Saturday, March 5, 2016

Bump on a log?

The Head and the Heart has some great advice for the birder-naturalist

I like to sit in the woods (I have heard it called stumping, a term I adore). Considering that you are reading this blog, you probably enjoy the occasional woods-sojourn yourself.

Yesterday I spent the last hours of daylight sitting cross-legged in pine needles. The woods were quiet after a hot afternoon. Listless Hispaniolan Woodpeckers chirred. Breeze-harvested pine cones ricocheted through the understory and came to rest on the ground. Something rustled to my right; I shifted my eyes, keeping my body motionless. There, ten feet away, sat a Broad-billed Tody. It flycatched its way through the brush, coming ever closer.
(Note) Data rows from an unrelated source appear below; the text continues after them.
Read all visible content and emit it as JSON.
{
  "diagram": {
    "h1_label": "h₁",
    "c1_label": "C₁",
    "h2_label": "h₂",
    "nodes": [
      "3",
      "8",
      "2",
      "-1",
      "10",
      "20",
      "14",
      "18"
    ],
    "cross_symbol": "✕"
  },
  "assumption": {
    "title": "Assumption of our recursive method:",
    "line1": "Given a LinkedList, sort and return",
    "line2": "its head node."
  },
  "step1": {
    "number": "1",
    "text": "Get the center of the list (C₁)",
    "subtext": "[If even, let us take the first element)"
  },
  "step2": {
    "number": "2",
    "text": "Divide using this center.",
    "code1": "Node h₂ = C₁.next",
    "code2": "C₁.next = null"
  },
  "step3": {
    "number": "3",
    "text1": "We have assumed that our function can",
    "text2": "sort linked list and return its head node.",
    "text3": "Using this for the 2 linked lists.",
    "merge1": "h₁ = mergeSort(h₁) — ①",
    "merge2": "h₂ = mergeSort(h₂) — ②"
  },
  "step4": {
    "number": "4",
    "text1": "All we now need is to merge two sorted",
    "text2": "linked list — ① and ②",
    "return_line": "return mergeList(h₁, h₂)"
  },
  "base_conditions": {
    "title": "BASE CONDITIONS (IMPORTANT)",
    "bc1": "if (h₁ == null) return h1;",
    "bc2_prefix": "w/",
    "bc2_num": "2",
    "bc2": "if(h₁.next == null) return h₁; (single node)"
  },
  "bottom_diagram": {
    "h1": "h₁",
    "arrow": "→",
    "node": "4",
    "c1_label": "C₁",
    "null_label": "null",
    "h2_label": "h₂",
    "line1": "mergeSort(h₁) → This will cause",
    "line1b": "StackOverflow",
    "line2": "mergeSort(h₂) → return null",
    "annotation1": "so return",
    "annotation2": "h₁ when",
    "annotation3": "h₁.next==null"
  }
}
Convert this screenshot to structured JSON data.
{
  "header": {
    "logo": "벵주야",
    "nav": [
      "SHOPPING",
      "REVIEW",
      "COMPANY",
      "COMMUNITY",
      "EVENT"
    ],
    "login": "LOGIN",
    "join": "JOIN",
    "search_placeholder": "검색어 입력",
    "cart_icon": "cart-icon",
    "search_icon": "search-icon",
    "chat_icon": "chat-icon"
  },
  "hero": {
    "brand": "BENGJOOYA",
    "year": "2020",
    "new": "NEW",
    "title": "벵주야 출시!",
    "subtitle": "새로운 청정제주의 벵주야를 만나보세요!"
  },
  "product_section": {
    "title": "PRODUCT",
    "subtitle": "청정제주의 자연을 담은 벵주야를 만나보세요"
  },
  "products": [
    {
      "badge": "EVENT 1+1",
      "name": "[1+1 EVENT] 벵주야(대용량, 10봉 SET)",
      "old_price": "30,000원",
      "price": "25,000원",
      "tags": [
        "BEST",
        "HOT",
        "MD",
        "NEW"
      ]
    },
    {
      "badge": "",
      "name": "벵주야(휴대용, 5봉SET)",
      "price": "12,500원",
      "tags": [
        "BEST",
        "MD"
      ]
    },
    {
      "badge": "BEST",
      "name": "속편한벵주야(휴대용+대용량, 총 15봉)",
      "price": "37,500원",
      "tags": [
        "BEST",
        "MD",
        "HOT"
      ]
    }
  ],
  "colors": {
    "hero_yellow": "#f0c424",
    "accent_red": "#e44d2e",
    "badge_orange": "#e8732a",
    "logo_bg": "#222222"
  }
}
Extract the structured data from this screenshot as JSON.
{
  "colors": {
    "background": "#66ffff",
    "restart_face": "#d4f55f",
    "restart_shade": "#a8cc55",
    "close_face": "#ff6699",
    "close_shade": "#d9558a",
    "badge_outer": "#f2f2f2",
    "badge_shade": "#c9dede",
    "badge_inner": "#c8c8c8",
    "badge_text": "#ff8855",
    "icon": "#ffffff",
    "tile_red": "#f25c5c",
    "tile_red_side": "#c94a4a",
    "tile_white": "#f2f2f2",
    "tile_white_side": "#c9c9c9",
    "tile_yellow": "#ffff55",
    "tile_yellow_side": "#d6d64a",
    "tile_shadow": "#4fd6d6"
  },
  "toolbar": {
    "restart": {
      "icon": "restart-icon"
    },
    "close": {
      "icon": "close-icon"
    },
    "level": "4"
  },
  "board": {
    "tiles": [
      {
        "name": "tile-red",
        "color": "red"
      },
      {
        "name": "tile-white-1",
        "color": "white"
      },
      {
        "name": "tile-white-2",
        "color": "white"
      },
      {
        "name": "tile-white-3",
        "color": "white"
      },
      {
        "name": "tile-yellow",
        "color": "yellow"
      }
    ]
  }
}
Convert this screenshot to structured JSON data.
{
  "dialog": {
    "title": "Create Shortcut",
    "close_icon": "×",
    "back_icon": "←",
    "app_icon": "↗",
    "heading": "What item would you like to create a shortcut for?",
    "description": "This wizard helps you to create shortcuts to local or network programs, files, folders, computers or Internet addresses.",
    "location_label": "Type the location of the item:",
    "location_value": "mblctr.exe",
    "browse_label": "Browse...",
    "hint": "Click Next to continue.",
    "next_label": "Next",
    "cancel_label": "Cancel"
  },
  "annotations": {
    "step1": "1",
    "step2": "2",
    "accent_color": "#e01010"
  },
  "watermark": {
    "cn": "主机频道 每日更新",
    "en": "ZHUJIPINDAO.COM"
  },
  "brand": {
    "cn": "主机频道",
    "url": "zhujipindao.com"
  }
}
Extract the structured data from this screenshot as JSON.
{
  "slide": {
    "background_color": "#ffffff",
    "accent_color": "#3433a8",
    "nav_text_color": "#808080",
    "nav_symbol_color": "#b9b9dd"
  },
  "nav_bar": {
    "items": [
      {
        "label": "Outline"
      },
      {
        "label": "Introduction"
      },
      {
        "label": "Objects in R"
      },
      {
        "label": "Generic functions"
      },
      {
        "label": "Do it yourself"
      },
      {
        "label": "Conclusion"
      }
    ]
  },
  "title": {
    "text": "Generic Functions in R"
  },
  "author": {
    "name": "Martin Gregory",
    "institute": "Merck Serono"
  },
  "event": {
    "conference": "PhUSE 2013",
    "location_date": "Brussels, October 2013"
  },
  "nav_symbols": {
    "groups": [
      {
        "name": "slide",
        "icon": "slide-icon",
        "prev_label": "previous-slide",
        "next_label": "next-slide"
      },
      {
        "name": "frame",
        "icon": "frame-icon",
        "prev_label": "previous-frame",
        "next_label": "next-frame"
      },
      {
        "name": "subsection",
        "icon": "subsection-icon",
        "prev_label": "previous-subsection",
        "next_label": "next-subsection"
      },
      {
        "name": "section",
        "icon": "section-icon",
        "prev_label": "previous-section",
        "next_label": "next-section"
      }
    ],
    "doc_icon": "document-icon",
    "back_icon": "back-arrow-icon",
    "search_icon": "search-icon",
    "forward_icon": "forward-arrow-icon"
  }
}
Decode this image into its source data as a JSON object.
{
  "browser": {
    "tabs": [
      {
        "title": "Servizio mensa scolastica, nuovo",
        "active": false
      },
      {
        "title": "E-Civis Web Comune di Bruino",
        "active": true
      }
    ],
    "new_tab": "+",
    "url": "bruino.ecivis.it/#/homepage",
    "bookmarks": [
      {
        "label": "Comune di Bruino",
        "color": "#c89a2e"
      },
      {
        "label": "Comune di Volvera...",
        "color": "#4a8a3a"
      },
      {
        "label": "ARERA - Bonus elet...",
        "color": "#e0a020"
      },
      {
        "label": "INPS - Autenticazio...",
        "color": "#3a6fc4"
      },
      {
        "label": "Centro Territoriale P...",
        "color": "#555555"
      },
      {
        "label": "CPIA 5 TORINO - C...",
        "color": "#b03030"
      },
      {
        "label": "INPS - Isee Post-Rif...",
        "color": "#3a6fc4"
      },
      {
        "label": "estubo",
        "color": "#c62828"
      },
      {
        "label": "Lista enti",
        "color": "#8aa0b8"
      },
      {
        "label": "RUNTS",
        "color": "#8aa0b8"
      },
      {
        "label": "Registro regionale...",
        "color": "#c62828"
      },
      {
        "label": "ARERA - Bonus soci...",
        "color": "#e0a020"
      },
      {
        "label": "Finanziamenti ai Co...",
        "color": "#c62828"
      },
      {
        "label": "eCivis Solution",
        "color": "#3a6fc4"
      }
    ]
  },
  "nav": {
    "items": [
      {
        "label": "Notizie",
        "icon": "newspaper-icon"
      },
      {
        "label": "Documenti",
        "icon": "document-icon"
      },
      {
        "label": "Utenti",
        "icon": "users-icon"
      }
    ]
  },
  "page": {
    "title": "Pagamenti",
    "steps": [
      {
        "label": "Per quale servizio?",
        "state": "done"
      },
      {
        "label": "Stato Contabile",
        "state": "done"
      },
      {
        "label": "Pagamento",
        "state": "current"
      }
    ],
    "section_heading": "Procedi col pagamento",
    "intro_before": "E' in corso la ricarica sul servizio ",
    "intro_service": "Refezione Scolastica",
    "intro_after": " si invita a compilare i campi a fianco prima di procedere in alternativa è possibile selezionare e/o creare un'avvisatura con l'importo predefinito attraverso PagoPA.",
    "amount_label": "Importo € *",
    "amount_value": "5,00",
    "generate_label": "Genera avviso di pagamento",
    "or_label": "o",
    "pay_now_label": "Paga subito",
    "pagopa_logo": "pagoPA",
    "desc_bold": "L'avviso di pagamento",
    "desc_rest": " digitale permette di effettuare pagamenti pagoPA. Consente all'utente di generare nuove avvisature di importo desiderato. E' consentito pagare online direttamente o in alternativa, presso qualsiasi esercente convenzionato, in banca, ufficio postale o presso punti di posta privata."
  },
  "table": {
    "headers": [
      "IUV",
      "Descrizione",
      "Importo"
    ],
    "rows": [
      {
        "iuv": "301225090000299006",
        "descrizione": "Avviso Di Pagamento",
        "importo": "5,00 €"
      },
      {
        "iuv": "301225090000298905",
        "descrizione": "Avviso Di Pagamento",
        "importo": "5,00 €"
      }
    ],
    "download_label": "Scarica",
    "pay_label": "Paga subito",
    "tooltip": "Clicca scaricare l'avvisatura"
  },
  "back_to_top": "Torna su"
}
I sat frozen, willing away the pain of two mosquitoes on my brow. The bird—lime green and pink, like the absurd progeny of a kingfisher and a hummingbird—stared at me for a few moments, then flitted, snapped a fly, and disappeared into the brush. I released my breath and swatted the engorged mosquitos.

Broad-billed Tody, aka Fat-faced Highlighter-Jacamar  

There is magic to sitting in nature. I pondered my tody encounter and drafted three reasons why I go to the woods to sit.

1. Sitting and watching is a great way to learn more about an ecosystem and its function. Want to learn more about beech-maple forest? Sure, you can read books, peruse websites, and consult experts, but there is no replacement for sitting on a stump. Go and sit! Sit in the morning, in the winter, at night, in the rain. Bring a notebook and record what you see. If you are artistically averse, fear not—you don’t need to write nature poetry or paint watercolors. Write simple observations and questions: “Just saw a squirrel with a mouthful of leaves climbing up to a drey” or “I see a skinny tree with lacy yellow flowers…what is it?”

Budget quality time with epiphytes!

2. You see wildlife. I believe the sedentary naturalist sees more than the mobile one. We are clumsy. Branches snap, Gortex swishes. Wildlife flees or freezes, never to be seen. Sitting heightens the senses and diminishes the human presence. Invest thirty minutes, an hour, two hours of sitting, and some animal will approach within a heart-stopping distance. In these moments I wish to be Radagast the Brown, camouflaged with lichen-encrusted cheeks, so still that I am habitat, birds nesting in my hair.

3. It keeps you sane. Nature is therapeutic—that is unquestionable. I always love going to the woods, but I am especially drawn there when plagued with negative emotions. Anxiety, depression, frustration—all of these feelings dissipate, lysed by the forest.

But, despite these wonderful reasons for stumping, I seldom do it. Why? Again, three reasons (excuses?) spring to mind.

1. I do not always live in spots conducive to wood-sitting. Last fall, I resided on bustling Wealthy Street in Grand Rapids. The roof was a great spot to observe drunk hipsters passing by, but the only birds I ever saw there were House Sparrows and Starlings. It took significant effort to get to a natural area, and consequently I seldom did.

2. I don’t have time! As much as I love sitting on logs, it does not always seem like the most constructive use of time. The reward is intangible. Stumping appears synonymous with idling when other activities vie for my time. Work, sleep, friends, family, this blog—all these things are important and do not always leave time for a sit in the woods.

You will see more caterpillars in nature than in your living room

3. We admire the intrepid. This is reflected in the immense popularity of adventure birding blogs, like Noah Stryker's quest. Were I to sit on the same log every day and write of my observations, would I attract as wide of a readership as Stryker? Doubtful—but that doesn’t stop me from wanting to try (I can already see it: The Stump Year: An Effort to See as Few Species as Possible.) The point is, if I have a morning free, I prefer to undertake some exploit that will net epic birds and perhaps create some brag material for the blog.

I have more to learn from the woods than I think, I think. The question is: will I make time for the stump? And the patience to linger? The observance to notice? And will you?

Saturday, February 20, 2016

Limerick from the Field I

Papilio demoleus

Learning
Losing money
Making friends
Speaking a new language.